- _THE RECORDS_:
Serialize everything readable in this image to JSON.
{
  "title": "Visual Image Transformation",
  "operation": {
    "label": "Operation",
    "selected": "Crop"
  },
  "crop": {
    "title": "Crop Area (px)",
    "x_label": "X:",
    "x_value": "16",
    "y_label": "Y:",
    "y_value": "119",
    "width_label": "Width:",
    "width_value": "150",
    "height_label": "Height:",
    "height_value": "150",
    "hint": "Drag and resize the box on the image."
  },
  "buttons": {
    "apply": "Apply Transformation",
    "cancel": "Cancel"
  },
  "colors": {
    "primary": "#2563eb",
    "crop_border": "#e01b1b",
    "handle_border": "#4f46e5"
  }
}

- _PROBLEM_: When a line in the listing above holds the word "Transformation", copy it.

- _THE COMPLETED TASK_:
  "title": "Visual Image Transformation",
    "apply": "Apply Transformation",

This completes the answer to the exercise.